Since $pq$ is equal to $n$ and $n$ is part of the RSA public key that we have, we can now compute the left side of the equality.
All that is left now is solving a quadratic equation for $p$.

Once we have $p$ we can use it to compute $q = \frac{n}{p}$, then $d \equiv e^{-1} \bmod (p - 1)(q - 1)$ and finally decrypt the key.

Even though we don't know the value of $k$, trying all even integers starting from 2 until we find one such that the equation has a solution only takes a few seconds. We don't need to try odd integers because $pqe$ is the product of three (odd) prime numbers and so it's odd, which means that $p(kp + 1)$ is also odd. This can only be true if $kp + 1$ is odd, and so $kp$ must be even. But since $p$ is odd (no primes other than 2 are even and p is very large), $k$ must be even.

python
from Crypto.PublicKey import RSA
from Crypto.Util.number import bytes_to_long, long_to_bytes

with open ('publickey.pem', 'r') as f:

with open('flag.encrypted', 'r') as f:

var('p')
r = None
n = pubkey.n
e = pubkey.e
k = 2

# Try all even integers until we find one such that the equation has a solution
#
# The equation is written as a polynomial so we can force Sage to only look for
# integer solutions by using eq.roots and ring=ZZ
while not r:
eq = n * e - p * (k * p + 1)
r = eq.roots(p, ring=ZZ)
k += 2

# We have p, now we can use it to compute q and d
p = r[0][0]
q = n / p
d = inverse_mod(e, (p-1) * (q-1))

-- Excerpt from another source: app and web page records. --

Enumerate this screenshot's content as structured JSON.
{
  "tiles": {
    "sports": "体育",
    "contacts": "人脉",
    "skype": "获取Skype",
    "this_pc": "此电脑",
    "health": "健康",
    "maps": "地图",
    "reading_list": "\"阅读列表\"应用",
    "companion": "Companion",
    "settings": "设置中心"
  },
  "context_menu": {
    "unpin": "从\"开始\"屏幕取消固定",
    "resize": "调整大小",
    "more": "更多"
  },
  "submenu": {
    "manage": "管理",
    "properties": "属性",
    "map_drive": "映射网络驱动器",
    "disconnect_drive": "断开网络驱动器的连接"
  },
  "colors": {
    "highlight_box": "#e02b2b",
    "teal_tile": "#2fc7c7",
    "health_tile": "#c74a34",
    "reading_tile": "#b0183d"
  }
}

# Decrypt the flag
plaintext = power_mod(ciphertext, d, n)

# Discard junk at the beginning of the plaintext
print long_to_bytes(plaintext)[-48:]